    MozStop's manufacturer, Akita Electronics in Tokyo, claims it repels mosquitoes “by emitting a high pitch sound that is unbearable to mosquitoes but inaudible to the human ear and family pets.” MozStop and similar devices are claimed to imitate the noise of male mosquitoes' wingbeat; that supposedly is a big turnoff for the biting females, which mate only once. But that idea is controversial because the females have poor hearing. A 2009 literature review by Paul Garner of the Liverpool School of Tropical Medicine in the U.K. showed that the buzzers have no effect on them. Nonetheless, Garner says, “people instinctively seem to like the pseudoscience behind it.”
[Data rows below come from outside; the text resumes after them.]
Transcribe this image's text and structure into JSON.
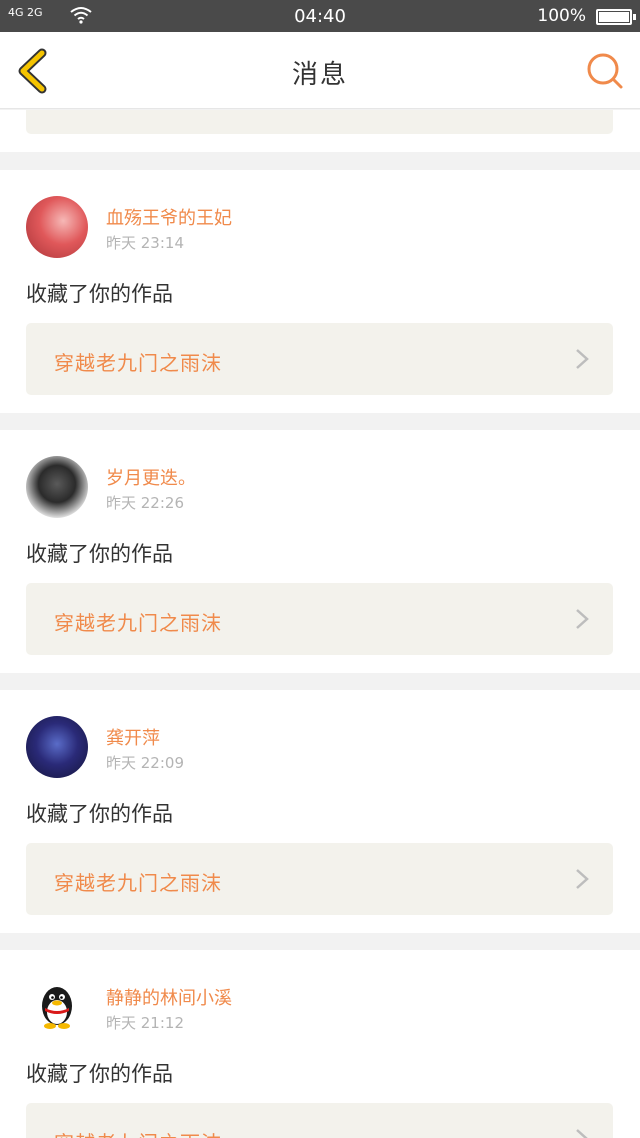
{
  "status_bar": {
    "signal": "4G 2G",
    "time": "04:40",
    "battery": "100%"
  },
  "nav": {
    "title": "消息"
  },
  "messages": [
    {
      "user": "血殇王爷的王妃",
      "time": "昨天 23:14",
      "action": "收藏了你的作品",
      "work_title": "穿越老九门之雨沫"
    },
    {
      "user": "岁月更迭。",
      "time": "昨天 22:26",
      "action": "收藏了你的作品",
      "work_title": "穿越老九门之雨沫"
    },
    {
      "user": "龚开萍",
      "time": "昨天 22:09",
      "action": "收藏了你的作品",
      "work_title": "穿越老九门之雨沫"
    },
    {
      "user": "静静的林间小溪",
      "time": "昨天 21:12",
      "action": "收藏了你的作品",
      "work_title": "穿越老九门之雨沫"
    }
  ],
  "colors": {
    "accent": "#f08a4b",
    "back_icon": "#f5c400",
    "card_box": "#f3f2ec"
  },
  "icons": [
    "back-arrow-icon",
    "search-icon",
    "chevron-right-icon",
    "wifi-icon",
    "battery-icon"
  ]
}
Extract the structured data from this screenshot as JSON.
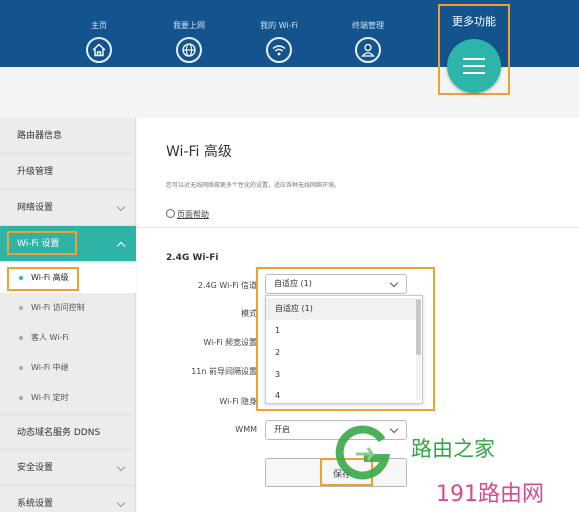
{
  "header": {
    "nav": [
      {
        "label": "主页",
        "icon": "home-icon"
      },
      {
        "label": "我要上网",
        "icon": "globe-icon"
      },
      {
        "label": "我的 Wi-Fi",
        "icon": "wifi-icon"
      },
      {
        "label": "终端管理",
        "icon": "user-icon"
      }
    ],
    "more_label": "更多功能",
    "more_icon": "menu-icon"
  },
  "sidebar": {
    "items": [
      {
        "label": "路由器信息"
      },
      {
        "label": "升级管理"
      },
      {
        "label": "网络设置"
      },
      {
        "label": "Wi-Fi 设置"
      },
      {
        "label": "动态域名服务 DDNS"
      },
      {
        "label": "安全设置"
      },
      {
        "label": "系统设置"
      }
    ],
    "sub_items": [
      {
        "label": "Wi-Fi 高级"
      },
      {
        "label": "Wi-Fi 访问控制"
      },
      {
        "label": "客人 Wi-Fi"
      },
      {
        "label": "Wi-Fi 中继"
      },
      {
        "label": "Wi-Fi 定时"
      }
    ]
  },
  "main": {
    "title": "Wi-Fi 高级",
    "description": "您可以对无线网络做更多个性化的设置，适应各种无线网络环境。",
    "help_link": "页面帮助",
    "section": "2.4G Wi-Fi",
    "fields": {
      "channel_label": "2.4G Wi-Fi 信道",
      "channel_value": "自适应 (1)",
      "mode_label": "模式",
      "bandwidth_label": "Wi-Fi 频宽设置",
      "guard_label": "11n 前导间隔设置",
      "hide_label": "Wi-Fi 隐身",
      "wmm_label": "WMM",
      "wmm_value": "开启"
    },
    "dropdown_options": [
      "自适应 (1)",
      "1",
      "2",
      "3",
      "4"
    ],
    "save_label": "保存"
  },
  "watermark": {
    "line1": "路由之家",
    "line2": "191路由网"
  },
  "colors": {
    "header": "#14548e",
    "accent": "#2fb3a6",
    "highlight": "#f0a030"
  }
}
    A couple of calls and e-mails were enough to persuade KLM—which was selling 1000 MozStops a month—to drop the product. Now, Knols is working on British Airways and Singapore Airlines, which also carry it. Akita did not respond to requests for comment.

  3. Saying 'Om' Instead of 'Ow'


    The pain-relieving benefits of meditation aren't merely in people's minds but in their brains, too, according to a new study.

    Neuroscientists at the University of Montreal in Canada turned up the heat on a metal cube applied to the legs of 17 male and female Zen meditation practitioners between the ages of 22 and 57, and 18 matched controls. On average, the meditators, who had between 2 and 30 years of daily practice, tolerated an extra 2°C before saying they were in moderate pain. The team then took MRI scans of the subjects and measured the thickness of certain pain-processing regions in the cerebral cortex. The meditators had greater thickness in a region of the anterior cingulate cortex (ACC), an area thought to mediate pain's unpleasantness. Thicker ACCs were also correlated with less sensitivity to pain in the leg test, the team reported last month in the journal Emotion.

    The study's lead author, Joshua Grant, says that although physical activities are known to change brains, “I don't know if it's ever been shown that a mental activity—placing your attention on something”—can cause physical changes in that organ. The study “demonstrates convincingly the impact of meditation practice on pain perception,” says Bogdan Draganksi, a neuroscientist at University College London. “The idea of training the ‘emotional muscle’ … is very tempting.”

  4. A World in a Grain


    Last month's winners of the U.K. Biotechnology and Biological Sciences Research Council's first science photo competition included this image of mites, springtails, and other insects collected from a soil sample—“the poor man's rainforest.” The photo by Felicity Crotty, a Ph.D. student at North Wyke Research in Okehampton, U.K., won in the agriculture, food, diet and health category.